by Jeff Brez, from COP 17 in Durban
At the IFAD-FAO-WFP Climate-Smart Agriculture (CSA) side event here in Durban, Foua Toloa, the Head of the Government of Tokelau, a small island country in the South Pacific, made an impassioned plea for climate justice for his country. To achieve climate smart agriculture he called for the revival and integration of traditional practices in addition to financing for research, and adaptation and mitigation actions. “We don’t want to end up a coral shelf under the surface of the sea,” he said. Tokelau has taken the drastic measure of banning the import of pesticides and fertilizer for their coconut production, he told us, because cyclones brought run off and poorly stored chemicals into their lagoons, causing green algae blooms that damaged their crucial fisheries-based livelihoods. For them, a single-benefit approach for agriculture did not work. They need an integrated solution.
Tekalign Mamo, Minister of State, Advisor to Ministry of Agriculture, for Ethiopia, shared that while there is an understanding that agro-ecological approaches are key to building climate resilience, and farmers see the advantages, there are nonetheless challenges for farmers. The farmers face enormous challenges to leaving organic material on the soil to feed and protect it because they use the organic material for fuel, fodder and other uses.
The Government is supporting the use of a range of organic materials including grasses and livestock-noxious weeds to feed the soil and provide organic matter for composting. But farmers, communities and households all have specific needs and lifestyles, so they need to be the ones to define what is climate smart agriculture in their context. They, too, need integrated solutions.
For a long time now, there has been universal acknowledgement that uncertainty of climate impacts must not slow our response and action. What we heard at the side event, from speakers and attendees alike, is that complexity must also not slow our response and action. To unlock the correct responses in complex circumstances, the solution is knowledge sharing, institutional support, and gender-focused extension services that interact with empowered farmers organizations.
Elwyn Grainger-Jones, IFAD’s Director of Environment and Climate, said CSA is more knowledge intensive than the 30-year old green revolution approach. Now there is a wide range of possible approaches that are knowledge intensive and require more social mobilization. We need more of this without imposing generic solutions, and must look across landscapes for solutions that work for farmers rather than only look at specific sector projects.
A REDD+ programme in Ethiopia, Minister Mamo offered, is financing an approach that links food security, food production and poverty reduction through a 2005 national strategy. The combination of: rehabilitation of 9 million hectares of land to increase productivity; and a productive safety net programme that addresses food insecure areas for 7 million + people through food or cash transfer to families has put more kids in school, and led to better health.

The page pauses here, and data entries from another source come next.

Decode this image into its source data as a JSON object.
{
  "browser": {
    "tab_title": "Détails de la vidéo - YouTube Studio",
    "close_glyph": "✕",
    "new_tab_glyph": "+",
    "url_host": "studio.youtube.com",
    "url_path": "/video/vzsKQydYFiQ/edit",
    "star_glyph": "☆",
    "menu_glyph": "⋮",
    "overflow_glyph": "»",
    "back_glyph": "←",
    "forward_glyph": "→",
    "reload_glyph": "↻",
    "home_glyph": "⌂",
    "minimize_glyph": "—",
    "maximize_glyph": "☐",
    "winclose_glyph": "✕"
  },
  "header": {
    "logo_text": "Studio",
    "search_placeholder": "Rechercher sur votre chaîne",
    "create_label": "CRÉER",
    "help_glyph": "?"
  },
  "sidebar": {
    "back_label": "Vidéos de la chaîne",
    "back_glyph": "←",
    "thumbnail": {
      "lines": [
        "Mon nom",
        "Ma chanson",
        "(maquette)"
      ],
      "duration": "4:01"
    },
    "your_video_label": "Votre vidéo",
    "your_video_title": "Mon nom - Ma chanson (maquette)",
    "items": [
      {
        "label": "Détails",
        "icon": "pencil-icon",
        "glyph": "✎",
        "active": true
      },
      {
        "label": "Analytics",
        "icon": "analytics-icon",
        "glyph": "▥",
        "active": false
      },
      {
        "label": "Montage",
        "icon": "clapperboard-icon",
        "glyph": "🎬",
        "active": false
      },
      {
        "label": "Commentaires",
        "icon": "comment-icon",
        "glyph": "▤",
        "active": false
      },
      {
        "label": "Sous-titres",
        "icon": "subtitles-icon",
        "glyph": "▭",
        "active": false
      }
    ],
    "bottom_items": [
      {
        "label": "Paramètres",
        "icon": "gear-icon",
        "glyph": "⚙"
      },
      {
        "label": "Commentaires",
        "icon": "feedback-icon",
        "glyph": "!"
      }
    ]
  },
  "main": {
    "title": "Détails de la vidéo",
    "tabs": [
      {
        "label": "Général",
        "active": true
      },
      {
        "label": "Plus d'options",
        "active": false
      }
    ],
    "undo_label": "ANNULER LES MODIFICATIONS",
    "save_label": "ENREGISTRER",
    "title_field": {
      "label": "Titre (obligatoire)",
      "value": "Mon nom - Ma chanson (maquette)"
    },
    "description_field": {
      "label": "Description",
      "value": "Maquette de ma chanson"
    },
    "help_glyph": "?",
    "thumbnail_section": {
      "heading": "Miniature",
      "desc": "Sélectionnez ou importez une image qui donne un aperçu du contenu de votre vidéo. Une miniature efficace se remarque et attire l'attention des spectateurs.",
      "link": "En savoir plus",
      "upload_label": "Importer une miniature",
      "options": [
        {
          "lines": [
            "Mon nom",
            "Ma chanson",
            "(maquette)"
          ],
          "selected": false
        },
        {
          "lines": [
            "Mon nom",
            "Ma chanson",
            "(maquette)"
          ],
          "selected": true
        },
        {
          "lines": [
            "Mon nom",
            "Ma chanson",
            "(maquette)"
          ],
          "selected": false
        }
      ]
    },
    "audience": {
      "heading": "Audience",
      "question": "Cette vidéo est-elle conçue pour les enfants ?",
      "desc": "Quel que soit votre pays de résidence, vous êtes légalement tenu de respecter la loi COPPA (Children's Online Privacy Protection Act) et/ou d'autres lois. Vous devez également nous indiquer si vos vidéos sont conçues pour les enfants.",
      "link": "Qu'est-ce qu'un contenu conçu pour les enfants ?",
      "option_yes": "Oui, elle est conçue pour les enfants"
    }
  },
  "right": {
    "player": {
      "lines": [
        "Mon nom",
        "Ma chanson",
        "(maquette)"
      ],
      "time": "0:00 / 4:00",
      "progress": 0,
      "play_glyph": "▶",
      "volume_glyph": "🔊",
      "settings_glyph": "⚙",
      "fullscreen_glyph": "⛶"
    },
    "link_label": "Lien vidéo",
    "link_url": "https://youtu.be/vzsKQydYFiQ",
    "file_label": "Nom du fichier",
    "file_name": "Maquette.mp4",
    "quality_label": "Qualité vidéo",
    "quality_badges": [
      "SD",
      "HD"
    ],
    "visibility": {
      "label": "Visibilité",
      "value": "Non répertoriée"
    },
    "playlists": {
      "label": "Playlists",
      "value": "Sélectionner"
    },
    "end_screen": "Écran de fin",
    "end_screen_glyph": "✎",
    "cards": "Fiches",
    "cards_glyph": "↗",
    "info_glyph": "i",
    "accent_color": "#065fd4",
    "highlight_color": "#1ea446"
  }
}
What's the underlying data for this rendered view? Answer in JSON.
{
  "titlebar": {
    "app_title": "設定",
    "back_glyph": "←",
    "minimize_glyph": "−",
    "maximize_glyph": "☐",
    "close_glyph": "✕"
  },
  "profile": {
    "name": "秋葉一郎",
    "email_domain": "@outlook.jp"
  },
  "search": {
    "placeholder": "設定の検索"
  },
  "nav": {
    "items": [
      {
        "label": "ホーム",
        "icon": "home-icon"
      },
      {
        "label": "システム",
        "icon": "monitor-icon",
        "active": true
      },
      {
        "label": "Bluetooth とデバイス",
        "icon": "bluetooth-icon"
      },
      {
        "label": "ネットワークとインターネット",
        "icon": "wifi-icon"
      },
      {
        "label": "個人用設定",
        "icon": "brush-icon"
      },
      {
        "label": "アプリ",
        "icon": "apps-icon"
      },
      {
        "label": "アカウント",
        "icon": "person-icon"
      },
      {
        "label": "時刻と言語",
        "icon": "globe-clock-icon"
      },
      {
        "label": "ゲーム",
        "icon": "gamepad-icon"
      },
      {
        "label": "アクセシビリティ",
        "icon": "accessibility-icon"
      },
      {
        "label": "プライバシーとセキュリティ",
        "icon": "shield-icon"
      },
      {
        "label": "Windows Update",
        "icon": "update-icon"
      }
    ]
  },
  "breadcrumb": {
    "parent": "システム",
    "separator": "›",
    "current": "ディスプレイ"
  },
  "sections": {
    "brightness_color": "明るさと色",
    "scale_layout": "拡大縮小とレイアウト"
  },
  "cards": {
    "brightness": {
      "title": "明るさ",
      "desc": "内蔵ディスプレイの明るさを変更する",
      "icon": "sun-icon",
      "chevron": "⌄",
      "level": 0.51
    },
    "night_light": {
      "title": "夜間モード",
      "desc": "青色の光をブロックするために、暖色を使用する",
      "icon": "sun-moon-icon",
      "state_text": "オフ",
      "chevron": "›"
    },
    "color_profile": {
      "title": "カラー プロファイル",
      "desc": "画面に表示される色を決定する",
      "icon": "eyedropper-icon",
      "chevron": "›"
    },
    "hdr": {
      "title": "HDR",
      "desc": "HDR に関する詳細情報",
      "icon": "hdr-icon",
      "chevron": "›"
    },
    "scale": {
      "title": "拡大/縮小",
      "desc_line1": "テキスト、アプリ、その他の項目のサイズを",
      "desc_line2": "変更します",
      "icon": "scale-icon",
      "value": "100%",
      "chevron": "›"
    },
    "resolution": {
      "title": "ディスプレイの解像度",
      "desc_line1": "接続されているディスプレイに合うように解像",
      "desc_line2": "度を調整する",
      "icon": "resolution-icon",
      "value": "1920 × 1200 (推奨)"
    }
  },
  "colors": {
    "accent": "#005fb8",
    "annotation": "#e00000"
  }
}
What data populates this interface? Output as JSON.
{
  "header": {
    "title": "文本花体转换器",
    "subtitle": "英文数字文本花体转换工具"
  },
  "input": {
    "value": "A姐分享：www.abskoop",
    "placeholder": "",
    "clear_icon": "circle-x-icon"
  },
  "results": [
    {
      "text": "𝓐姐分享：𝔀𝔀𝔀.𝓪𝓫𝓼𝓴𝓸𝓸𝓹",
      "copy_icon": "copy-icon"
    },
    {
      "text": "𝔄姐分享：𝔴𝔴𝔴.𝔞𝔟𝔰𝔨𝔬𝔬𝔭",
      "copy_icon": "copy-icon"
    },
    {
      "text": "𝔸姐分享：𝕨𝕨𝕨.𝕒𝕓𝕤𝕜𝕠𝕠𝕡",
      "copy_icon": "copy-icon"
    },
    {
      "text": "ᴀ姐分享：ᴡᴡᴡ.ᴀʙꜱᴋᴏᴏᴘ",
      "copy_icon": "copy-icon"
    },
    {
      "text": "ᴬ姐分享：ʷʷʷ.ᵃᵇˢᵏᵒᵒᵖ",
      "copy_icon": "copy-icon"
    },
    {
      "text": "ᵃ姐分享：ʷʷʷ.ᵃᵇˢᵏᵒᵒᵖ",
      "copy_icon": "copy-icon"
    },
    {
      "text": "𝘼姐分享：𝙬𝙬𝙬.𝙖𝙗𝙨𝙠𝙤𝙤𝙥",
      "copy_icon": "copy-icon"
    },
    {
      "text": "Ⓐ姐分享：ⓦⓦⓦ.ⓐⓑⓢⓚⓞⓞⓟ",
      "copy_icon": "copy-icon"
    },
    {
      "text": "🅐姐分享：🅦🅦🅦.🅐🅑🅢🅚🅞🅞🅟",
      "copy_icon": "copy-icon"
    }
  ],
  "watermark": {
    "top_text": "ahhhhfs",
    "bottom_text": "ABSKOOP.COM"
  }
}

This, Minister Mamo stressed, is a testament to the need for cross-sectoral approaches based in national level planning.
Peter Holmgren, Director of FAO’s Climate, Energy and Tenure Division pointed out that, “It is only the farmer that can define what is smart in the end.” He also mentioned how REDD+ should be part of a package built into landscape approaches to agriculture. Only then can we get leverage and finance for agriculture.
Carlo Scaramella, Director of Climate change and Disaster Risk Reduction at WFP, reminded attendees that CSA needs to deliver multiple benefits to vulnerable communities - in terms of food and nutrition security, community and women's empowerment, livelihoods resilience and environmental rehabilitation. It must be driven by a people-centred approach. At the same time, government leadership is key for scaling up from the community to the national level.
Dennis Garrity of ICRAF (World Agroforestry Center) had the last word, reminding us all that there are huge opportunities for scaling up climate-smart agriculture through knowledge intensive but low cash investments. Here is what he said, more or less: “We need radically different scaling up methodologies for different solutions: cash intensive irrigation solutions where financial and technical inputs are key. But there are also solutions in agro-ecological approaches that are nearly cash-zero in terms of outside needs, so scaling up can be done with community mobilization and farmer to farmer knowledge sharing to get tremendous results. In Niger 5 million hectares have been transformed through agro-ecological approaches, in Mali 500 thousand hectares… gov’t investment almost zero but still great outcomes for farmers and communities.”The event took place on Friday, 2 December, organized by the United Nations Rome-Based Agencies, IFAD, FAO and WFP, and was ably moderated by Dyborn Chibonga, CEO of the National Association of Smallholder Farmers in Malawi.